According to Deadline, Brad Pitt is considering taking on the title role in Warner Bros.’ Pontius Pilate. Which means he’ll be playing the fellow who, reluctantly or otherwise (considering your source), sentenced Jesus to death. Things sure are gonna be awkward at Mel Gibson’s annual potato sack race this year!
The movie was written by Vera Blasi, the screenwriter behind 2000’s Woman on Top and the upcoming Emperor, a WWII drama starring Tommy Lee Jones as General MacArthur and Matthew Fox as a Japanese expert advising MacArthur on what to do with the war-crimes-accused Emperor of Japan. Which means Blasi is versed in the genre of men singularly tasked with making decisions that will reverberate through history.
Deadline reports that the movie follows Pilate as he’s knocked off the political fast track and is “instead assigned by Tiberius to become the prefect of Judea, at a time when Jerusalem was a cauldron of religious tensions between various factions of the Jewish faith Rather than a straight-ahead Biblical film, Blasi’s script reads almost like a Biblical era Twilight Zone episode in which a proud, capable Roman soldier gets in way over his head. His arrogance and inability to grasp the devoutness of the citizenry and its hatred for the Roman occupiers and their pagan gods lead him to make catastrophic decisions. All of this puts him in a desperate situation and in need of public approval when he is asked to decide the fate of a 33-year-old rabbi accused by religious elders of claiming he is King of the Jews.” SPOILER ALERT: The King of the Jews gets the chop.

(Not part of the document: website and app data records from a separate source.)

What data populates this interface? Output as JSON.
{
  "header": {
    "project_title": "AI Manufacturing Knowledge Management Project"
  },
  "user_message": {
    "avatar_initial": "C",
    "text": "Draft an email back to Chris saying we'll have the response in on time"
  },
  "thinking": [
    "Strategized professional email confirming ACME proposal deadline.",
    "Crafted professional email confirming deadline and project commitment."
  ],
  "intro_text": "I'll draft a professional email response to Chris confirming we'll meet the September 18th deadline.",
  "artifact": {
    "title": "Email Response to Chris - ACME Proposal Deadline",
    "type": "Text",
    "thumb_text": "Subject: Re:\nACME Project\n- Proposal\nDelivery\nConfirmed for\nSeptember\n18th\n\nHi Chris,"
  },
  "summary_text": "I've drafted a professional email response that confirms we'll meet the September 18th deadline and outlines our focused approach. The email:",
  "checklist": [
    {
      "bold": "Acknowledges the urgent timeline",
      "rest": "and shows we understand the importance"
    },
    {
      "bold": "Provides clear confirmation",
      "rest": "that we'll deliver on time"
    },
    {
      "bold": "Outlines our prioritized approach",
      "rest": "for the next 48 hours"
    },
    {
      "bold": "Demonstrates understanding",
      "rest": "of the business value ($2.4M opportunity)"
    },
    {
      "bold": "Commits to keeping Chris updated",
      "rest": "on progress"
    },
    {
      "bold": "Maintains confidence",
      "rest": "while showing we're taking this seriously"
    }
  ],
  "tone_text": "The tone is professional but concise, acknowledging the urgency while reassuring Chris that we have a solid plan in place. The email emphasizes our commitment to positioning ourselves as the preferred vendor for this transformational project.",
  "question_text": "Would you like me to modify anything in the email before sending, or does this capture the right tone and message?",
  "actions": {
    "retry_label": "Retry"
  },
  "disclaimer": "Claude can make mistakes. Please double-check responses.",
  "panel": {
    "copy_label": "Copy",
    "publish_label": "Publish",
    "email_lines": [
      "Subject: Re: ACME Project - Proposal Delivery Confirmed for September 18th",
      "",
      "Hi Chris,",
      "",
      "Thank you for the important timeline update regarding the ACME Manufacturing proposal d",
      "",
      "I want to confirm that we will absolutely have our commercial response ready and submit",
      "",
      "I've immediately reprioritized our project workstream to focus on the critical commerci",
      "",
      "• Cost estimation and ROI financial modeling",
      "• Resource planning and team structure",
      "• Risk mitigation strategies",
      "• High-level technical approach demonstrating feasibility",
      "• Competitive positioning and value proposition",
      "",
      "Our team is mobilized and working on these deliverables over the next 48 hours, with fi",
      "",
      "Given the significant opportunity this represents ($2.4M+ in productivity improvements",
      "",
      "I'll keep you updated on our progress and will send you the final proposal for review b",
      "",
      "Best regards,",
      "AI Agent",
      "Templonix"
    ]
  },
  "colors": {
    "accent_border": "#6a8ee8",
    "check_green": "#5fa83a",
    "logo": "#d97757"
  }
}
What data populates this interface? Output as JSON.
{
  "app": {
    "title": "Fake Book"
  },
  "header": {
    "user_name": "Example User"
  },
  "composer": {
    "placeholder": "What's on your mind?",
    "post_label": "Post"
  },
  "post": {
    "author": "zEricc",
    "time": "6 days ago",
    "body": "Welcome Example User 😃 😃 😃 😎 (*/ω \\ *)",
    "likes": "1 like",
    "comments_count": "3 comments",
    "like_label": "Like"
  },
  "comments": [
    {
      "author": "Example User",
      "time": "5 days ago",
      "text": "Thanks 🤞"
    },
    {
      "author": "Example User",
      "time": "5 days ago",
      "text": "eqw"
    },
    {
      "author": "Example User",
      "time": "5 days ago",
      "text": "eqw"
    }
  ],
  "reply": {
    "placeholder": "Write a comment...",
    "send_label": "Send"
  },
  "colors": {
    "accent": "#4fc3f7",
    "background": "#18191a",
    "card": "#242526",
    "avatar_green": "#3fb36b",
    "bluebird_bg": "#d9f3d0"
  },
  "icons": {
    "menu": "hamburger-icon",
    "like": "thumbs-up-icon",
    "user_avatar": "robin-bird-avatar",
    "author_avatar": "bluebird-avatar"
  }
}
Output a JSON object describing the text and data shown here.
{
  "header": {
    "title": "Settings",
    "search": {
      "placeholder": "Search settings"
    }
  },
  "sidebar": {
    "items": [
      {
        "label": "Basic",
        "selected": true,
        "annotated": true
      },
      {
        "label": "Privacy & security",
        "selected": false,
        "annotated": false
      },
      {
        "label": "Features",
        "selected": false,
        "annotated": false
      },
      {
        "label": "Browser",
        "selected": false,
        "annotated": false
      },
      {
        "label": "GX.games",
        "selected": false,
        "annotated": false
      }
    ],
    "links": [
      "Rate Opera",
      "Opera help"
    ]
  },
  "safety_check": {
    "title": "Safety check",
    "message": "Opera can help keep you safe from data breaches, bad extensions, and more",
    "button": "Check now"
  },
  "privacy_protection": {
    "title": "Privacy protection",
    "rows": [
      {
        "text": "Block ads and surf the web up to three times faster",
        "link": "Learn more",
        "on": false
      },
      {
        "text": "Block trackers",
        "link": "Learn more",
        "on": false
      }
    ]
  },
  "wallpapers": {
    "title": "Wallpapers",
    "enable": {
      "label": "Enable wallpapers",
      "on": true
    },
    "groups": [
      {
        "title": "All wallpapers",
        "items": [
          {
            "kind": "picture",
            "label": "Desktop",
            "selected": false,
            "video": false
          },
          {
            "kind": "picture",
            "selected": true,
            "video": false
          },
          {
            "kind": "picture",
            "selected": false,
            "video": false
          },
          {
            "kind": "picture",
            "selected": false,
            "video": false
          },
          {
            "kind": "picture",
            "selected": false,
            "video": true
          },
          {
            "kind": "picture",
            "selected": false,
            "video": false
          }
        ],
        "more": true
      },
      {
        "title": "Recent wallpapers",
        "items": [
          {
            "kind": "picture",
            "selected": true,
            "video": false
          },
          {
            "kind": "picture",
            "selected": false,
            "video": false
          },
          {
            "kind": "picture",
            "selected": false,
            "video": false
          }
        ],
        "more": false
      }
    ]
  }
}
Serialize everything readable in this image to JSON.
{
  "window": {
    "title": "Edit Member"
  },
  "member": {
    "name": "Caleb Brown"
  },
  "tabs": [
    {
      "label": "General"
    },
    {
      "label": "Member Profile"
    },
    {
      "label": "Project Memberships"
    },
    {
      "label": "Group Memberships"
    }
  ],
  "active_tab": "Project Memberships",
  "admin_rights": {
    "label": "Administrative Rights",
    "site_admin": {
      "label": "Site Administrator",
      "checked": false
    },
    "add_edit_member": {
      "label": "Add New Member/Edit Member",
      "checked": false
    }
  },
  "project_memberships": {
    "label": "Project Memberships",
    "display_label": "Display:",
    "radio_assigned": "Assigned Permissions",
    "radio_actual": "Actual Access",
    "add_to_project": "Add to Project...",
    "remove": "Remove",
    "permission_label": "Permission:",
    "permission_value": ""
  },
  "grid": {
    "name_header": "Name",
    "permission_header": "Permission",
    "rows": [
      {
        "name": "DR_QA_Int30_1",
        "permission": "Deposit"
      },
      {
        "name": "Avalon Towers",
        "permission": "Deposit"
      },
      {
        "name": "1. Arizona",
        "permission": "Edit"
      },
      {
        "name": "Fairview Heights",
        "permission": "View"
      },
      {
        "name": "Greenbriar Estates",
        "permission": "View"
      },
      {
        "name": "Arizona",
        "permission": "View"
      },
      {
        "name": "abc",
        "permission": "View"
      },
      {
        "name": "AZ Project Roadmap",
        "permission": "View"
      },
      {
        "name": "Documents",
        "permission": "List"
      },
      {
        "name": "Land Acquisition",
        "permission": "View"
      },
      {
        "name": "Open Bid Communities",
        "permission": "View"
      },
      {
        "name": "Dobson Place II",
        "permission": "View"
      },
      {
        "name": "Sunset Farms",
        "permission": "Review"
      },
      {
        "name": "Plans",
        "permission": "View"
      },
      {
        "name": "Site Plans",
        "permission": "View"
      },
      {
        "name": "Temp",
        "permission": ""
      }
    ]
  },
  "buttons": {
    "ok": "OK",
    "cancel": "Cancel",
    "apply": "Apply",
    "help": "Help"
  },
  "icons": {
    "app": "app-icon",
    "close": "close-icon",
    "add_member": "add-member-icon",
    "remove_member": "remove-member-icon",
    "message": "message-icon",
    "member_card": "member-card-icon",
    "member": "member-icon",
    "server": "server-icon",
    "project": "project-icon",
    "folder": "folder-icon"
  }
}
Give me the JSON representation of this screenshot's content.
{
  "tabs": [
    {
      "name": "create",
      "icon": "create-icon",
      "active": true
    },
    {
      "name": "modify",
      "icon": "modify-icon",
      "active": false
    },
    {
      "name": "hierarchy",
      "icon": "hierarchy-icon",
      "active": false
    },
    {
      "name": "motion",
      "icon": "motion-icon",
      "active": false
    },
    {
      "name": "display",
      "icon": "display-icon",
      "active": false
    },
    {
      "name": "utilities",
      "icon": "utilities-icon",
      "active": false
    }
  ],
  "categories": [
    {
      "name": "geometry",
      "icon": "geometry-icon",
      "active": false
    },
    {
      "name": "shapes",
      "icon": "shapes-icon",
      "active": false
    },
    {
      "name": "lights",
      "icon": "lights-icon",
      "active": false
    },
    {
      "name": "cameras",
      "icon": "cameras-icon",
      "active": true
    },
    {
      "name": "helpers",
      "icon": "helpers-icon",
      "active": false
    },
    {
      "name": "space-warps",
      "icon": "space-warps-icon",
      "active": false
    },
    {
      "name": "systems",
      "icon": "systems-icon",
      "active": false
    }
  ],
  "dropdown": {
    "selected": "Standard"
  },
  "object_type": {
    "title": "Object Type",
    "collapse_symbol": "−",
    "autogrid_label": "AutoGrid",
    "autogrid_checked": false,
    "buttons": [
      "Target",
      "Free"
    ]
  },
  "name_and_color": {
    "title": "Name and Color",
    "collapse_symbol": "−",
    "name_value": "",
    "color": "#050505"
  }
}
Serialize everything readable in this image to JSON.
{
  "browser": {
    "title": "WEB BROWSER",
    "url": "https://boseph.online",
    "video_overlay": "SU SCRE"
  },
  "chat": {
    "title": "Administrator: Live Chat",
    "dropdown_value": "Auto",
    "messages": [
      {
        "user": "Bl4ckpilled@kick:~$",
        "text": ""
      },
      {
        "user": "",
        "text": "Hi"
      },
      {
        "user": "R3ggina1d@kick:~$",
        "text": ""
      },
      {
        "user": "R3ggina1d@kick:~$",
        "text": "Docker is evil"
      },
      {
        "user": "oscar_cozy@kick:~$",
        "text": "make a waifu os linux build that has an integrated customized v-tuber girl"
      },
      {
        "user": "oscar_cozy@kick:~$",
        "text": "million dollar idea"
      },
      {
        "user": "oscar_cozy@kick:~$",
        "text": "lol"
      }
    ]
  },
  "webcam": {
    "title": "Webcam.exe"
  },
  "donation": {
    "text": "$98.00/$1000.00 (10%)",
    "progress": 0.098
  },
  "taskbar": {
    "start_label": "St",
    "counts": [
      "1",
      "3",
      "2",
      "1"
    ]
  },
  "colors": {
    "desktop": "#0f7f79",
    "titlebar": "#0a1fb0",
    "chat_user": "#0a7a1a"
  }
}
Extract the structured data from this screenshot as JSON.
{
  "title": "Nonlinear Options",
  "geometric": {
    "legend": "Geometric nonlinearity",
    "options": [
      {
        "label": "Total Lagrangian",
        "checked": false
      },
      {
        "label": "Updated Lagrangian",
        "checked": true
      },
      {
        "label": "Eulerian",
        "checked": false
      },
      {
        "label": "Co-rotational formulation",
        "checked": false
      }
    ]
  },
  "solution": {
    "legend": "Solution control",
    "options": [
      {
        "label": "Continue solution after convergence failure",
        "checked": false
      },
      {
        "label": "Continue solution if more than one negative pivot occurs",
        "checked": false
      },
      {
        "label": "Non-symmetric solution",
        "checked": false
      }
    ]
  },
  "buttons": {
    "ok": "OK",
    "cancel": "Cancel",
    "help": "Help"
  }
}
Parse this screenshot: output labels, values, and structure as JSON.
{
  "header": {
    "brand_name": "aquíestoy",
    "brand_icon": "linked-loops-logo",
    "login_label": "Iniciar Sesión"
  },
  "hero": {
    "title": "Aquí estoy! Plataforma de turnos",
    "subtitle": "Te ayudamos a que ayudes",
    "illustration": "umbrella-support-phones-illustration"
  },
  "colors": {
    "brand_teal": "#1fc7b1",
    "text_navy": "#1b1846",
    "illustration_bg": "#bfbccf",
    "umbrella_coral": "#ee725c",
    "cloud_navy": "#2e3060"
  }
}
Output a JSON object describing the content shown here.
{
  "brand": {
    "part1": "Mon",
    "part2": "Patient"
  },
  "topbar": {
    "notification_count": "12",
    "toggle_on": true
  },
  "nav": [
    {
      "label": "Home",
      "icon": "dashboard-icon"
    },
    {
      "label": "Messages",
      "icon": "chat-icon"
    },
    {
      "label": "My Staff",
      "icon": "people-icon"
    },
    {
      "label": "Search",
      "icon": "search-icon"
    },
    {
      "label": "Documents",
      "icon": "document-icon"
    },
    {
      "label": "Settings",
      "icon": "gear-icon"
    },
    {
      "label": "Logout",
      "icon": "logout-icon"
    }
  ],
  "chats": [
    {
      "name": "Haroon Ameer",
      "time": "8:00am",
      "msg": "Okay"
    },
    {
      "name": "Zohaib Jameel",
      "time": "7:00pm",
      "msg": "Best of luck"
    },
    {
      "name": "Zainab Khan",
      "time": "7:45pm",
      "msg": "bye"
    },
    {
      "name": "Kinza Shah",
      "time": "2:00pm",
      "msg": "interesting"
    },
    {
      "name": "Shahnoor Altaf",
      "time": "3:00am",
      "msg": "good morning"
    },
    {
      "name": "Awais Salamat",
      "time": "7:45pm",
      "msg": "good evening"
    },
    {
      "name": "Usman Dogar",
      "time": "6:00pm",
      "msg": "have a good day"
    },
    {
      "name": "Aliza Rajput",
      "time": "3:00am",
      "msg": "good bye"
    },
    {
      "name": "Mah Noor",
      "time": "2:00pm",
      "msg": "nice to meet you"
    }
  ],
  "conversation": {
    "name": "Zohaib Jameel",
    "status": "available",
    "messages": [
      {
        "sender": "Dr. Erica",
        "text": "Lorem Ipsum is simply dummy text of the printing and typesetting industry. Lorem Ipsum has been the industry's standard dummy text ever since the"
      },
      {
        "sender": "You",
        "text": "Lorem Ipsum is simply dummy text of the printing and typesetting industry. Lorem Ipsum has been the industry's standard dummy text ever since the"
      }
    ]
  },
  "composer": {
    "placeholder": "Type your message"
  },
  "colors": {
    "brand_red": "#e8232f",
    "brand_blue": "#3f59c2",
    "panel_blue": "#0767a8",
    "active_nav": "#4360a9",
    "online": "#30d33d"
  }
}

Presumably, Blasi, along with whatever director ends up coming on board, will attempt to make a movie that explores the intense pressure Pilate operated under while deciding just who this Nazareth fellow was, neither vilifying him nor pardoning him for his decision. But, even when attempting a full-fledged humanistic approach, it’s still a crazy bold move to try to pull off Pontius Pilate. If Brad Pitt does sign on, is he thinking, “I trust in the caliber of the filmmaking team, and I’m inspired by the ambition of the project”? Or is he thinking, “Come on, dudes. I’m Brad f—ing Pitt. I can do whatever the f–k I want”?